Client and Employee Gifts
Do you give your clients or employees Christmas cards every year? Or what about birthday cards? The IRS allows these gifts and others as a small business tax deduction. The catch is, these gifts cannot exceed $25 per person per year. So keep it simple.
Start Up Costs
You may be able to deduct costs associated with starting your business. Things like marketing, licenses, training costs, and accounting fees.
You can deduct up to $5,000 of start up costs. If your total start up costs exceed $50,000, the $5,000 deduction is reduced by the excess of $50,000. If your total start up costs are more than $55,000, then you will have to amortize the full amount over 180 months.
Your business might require overnight travel to a client’s location or maybe a trade show is coming up that would be beneficial for you to attend. The IRS allows for deductions associated with this type of travel.
Travel expenses include airfare, baggage fees, lodging, meals, transportation (ie cab fares), meals, parking and tolls.
To be considered a travel expense, the following criteria must be met
- You’re traveling away from home if your duties require you to be away from the general area of your tax home for a period substantially longer than an ordinary day’s work, and
- You need to get sleep or rest to meet the demands of your work while away.
Disaster and Theft Losses
In the unfortunate event your business is stricken by theft or a natural disaster, you are able to claim the costs (not covered by insurance) as a small business tax deduction. The amount of your adjusted basis and portion of insurance proceeds is taken into account when calculating your disaster and theft loss deduction.
Many people have heard of the charitable contribution deduction on the individual side, however, a small business tax deduction is available on the business as well.

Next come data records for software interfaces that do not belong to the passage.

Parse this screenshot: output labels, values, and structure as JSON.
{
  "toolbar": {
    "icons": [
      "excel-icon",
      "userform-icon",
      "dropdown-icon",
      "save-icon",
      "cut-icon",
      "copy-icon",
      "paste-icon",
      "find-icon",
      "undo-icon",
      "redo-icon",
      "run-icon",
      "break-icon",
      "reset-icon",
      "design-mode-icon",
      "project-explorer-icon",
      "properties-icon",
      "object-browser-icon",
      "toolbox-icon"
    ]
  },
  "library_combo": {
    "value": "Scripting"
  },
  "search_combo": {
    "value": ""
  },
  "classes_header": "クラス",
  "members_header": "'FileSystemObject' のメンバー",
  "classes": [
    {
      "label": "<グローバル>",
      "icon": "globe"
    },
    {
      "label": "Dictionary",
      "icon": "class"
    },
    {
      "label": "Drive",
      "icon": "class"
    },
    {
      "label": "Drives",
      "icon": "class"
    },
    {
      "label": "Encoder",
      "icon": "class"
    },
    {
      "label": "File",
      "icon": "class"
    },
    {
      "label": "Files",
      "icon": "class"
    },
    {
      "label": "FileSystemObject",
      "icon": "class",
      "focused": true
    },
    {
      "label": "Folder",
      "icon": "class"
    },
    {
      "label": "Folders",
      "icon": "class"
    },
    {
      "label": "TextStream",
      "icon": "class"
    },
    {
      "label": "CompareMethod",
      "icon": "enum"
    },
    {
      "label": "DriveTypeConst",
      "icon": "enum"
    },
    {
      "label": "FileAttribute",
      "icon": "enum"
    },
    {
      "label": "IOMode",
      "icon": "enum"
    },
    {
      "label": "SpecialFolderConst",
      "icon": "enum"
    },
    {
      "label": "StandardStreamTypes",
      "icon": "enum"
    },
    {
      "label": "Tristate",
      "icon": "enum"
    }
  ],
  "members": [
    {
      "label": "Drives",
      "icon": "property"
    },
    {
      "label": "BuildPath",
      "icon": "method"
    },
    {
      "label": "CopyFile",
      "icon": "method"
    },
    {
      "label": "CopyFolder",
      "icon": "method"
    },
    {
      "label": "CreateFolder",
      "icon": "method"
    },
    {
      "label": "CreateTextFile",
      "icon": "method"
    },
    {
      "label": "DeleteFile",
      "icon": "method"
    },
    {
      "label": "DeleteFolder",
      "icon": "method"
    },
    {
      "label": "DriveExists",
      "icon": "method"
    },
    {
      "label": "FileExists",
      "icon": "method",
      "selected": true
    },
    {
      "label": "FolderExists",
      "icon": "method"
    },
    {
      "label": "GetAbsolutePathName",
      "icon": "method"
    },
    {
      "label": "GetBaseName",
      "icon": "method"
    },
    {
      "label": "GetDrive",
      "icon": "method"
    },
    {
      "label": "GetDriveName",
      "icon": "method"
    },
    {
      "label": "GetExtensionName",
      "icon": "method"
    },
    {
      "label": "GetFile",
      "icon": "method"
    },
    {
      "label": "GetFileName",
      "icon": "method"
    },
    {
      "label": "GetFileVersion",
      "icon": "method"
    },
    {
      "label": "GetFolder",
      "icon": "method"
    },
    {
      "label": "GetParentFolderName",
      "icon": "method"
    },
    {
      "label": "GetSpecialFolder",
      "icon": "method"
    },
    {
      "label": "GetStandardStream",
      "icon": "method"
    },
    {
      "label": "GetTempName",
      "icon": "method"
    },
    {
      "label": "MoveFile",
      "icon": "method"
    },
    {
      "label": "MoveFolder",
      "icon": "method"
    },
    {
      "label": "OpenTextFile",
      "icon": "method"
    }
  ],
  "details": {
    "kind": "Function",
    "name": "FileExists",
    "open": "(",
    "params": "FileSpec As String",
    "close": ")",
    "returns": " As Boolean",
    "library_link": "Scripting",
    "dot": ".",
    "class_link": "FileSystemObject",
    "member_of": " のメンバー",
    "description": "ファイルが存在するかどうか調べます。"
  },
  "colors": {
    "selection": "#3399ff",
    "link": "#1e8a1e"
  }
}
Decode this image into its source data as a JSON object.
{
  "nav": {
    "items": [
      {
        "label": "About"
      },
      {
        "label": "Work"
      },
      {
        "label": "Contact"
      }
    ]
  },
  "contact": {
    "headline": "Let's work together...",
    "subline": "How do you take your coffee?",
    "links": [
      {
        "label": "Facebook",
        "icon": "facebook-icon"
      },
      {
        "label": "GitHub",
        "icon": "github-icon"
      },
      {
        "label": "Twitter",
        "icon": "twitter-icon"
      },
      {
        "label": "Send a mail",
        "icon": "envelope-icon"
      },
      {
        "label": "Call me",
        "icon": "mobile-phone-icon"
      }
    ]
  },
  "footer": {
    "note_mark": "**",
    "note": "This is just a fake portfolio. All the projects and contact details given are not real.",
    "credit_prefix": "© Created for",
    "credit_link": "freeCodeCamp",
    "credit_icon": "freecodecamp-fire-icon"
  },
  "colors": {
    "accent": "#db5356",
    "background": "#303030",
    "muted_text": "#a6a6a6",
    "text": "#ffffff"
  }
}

As a business, you can donate assets to a qualified charity of your choice and deduct that amount fully on your business return. Donations do not have to be in the form of money. Donations could be equipment, supplies, but do not include volunteering or time.
If you cover education expenses as a benefit to your employees this may be 100% deductible as a part of employee benefits. Education expenses incurred on behalf of yourself, the owner , may also be deductible. If you attended any trainings, classes, or any other business related education, those expenses may be deducted. The education received must be related to your current business. You are not able to deduct art classes, if you operate a restaurant.
Any bank charges, ATM, or transaction fees are fully deductible on your business return.
Intangibles include trademarks, intellectual property, patents or copyrights. These are the “non-physical” assets of your company. Typically, intangible assets can be amortized over its life. The concept of amortization is the same as depreciation: an amount based on the asset’s useful life is deducted each year.
Salaries and Wages
Salaries and wages you pay yourself and your employees is considered a small business tax deduction. Bonuses and employer paid meals are other types of deductible salaries and wages. The employer portion of FUTA, SUTA, and FICA are deductible too.
If you hire a contractor, that payment is considered a small business tax deduction. Be sure to issue a 1099-MISC at the end of the year for contractors who you paid $600 or more.
Whether you rent an office space, warehouse or even equipment, these costs are deductible.
Paying someone to prepare your business tax return is deductible. Accounting fees fall under the category “Legal and Professional Fees” and is a small business tax deduction.
There are hundreds or more small business tax deductions that exist. Take full advantage of these deductions that apply to you and work with your tax professional closely to see what additional deductions may be specific to your business.
No one wants to pay the government, or anyone for that matter, more than what is entitled to them. Consider the tax services LYFE Accounting offers to fully ensure you are claiming the deductions you are entitled to.